• **Task instructions**
Pictures stay out. All the rest of the records must be repeated exactly.

• **Exercise materials**
>>
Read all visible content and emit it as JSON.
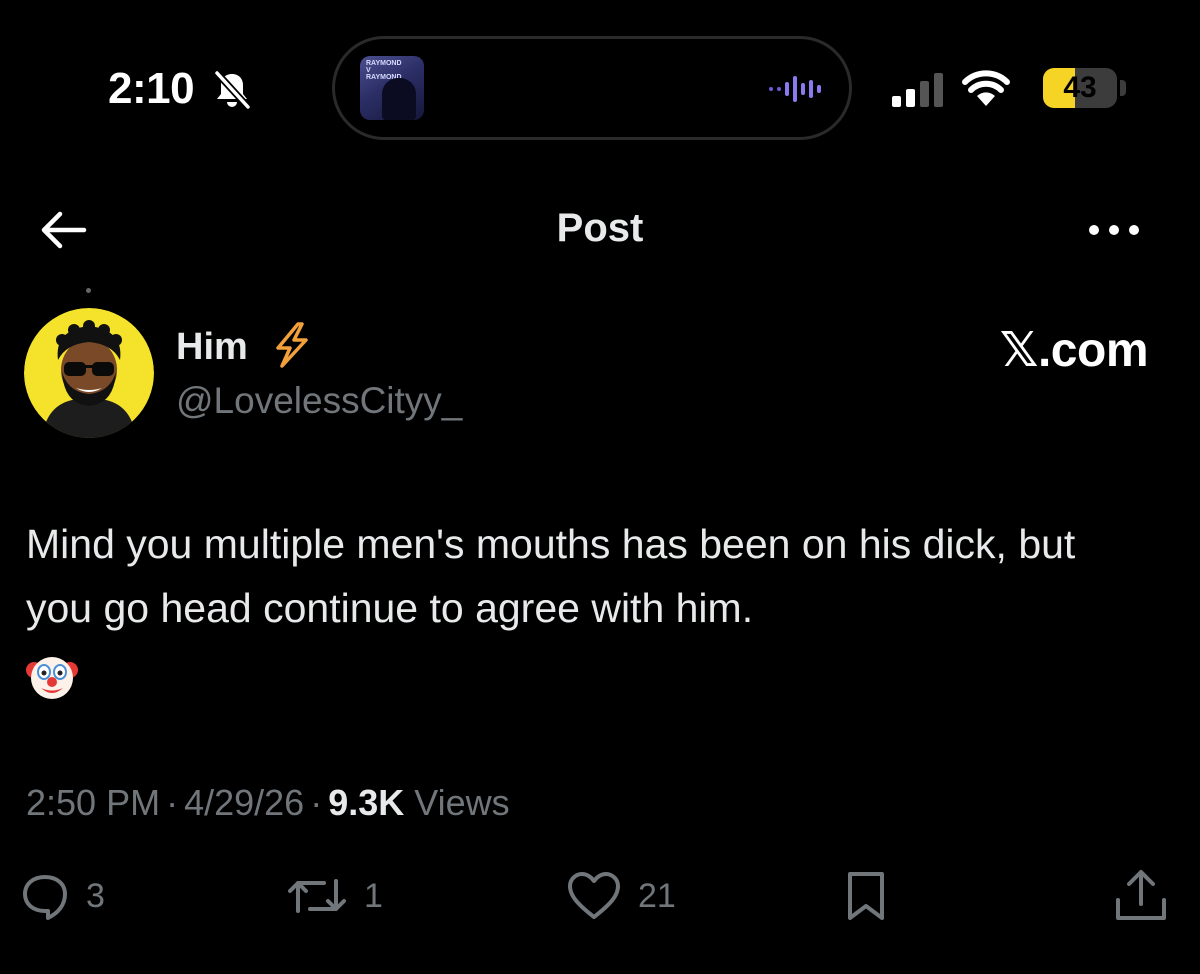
{
  "status_bar": {
    "time": "2:10",
    "battery_percent": "43",
    "battery_level": 0.43,
    "album_art_text": "RAYMOND V RAYMOND",
    "icons": [
      "bell-slash-icon",
      "waveform-icon",
      "cellular-signal-icon",
      "wifi-icon",
      "battery-icon"
    ]
  },
  "header": {
    "title": "Post",
    "icons": [
      "back-arrow-icon",
      "more-options-icon"
    ]
  },
  "post": {
    "author": {
      "name": "Him",
      "badge_icon": "lightning-bolt-icon",
      "handle": "@LovelessCityy_"
    },
    "watermark": "𝕏.com",
    "text": "Mind you multiple men's mouths has been on his dick, but you go head continue to agree with him.",
    "emoji": "🤡",
    "time": "2:50 PM",
    "separator": "·",
    "date": "4/29/26",
    "views_count": "9.3K",
    "views_label": "Views"
  },
  "actions": {
    "replies": "3",
    "reposts": "1",
    "likes": "21",
    "icons": [
      "reply-icon",
      "repost-icon",
      "like-icon",
      "bookmark-icon",
      "share-icon"
    ]
  },
  "colors": {
    "background": "#000000",
    "text_primary": "#e7e9ea",
    "text_secondary": "#71767b",
    "battery_yellow": "#f5d426",
    "avatar_yellow": "#f5e22a",
    "bolt_orange": "#f2a13a"
  }
}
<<
• **Exercise answer**
Read all visible content and emit it as JSON.
{
  "status_bar": {
    "time": "2:10",
    "battery_percent": "43",
    "battery_level": 0.43,
    "album_art_text": "RAYMOND V RAYMOND",
    "icons": [
      "bell-slash-icon",
      "waveform-icon",
      "cellular-signal-icon",
      "wifi-icon",
      "battery-icon"
    ]
  },
  "header": {
    "title": "Post",
    "icons": [
      "back-arrow-icon",
      "more-options-icon"
    ]
  },
  "post": {
    "author": {
      "name": "Him",
      "badge_icon": "lightning-bolt-icon",
      "handle": "@LovelessCityy_"
    },
    "watermark": "𝕏.com",
    "text": "Mind you multiple men's mouths has been on his dick, but you go head continue to agree with him.",
    "emoji": "🤡",
    "time": "2:50 PM",
    "separator": "·",
    "date": "4/29/26",
    "views_count": "9.3K",
    "views_label": "Views"
  },
  "actions": {
    "replies": "3",
    "reposts": "1",
    "likes": "21",
    "icons": [
      "reply-icon",
      "repost-icon",
      "like-icon",
      "bookmark-icon",
      "share-icon"
    ]
  },
  "colors": {
    "background": "#000000",
    "text_primary": "#e7e9ea",
    "text_secondary": "#71767b",
    "battery_yellow": "#f5d426",
    "avatar_yellow": "#f5e22a",
    "bolt_orange": "#f2a13a"
  }
}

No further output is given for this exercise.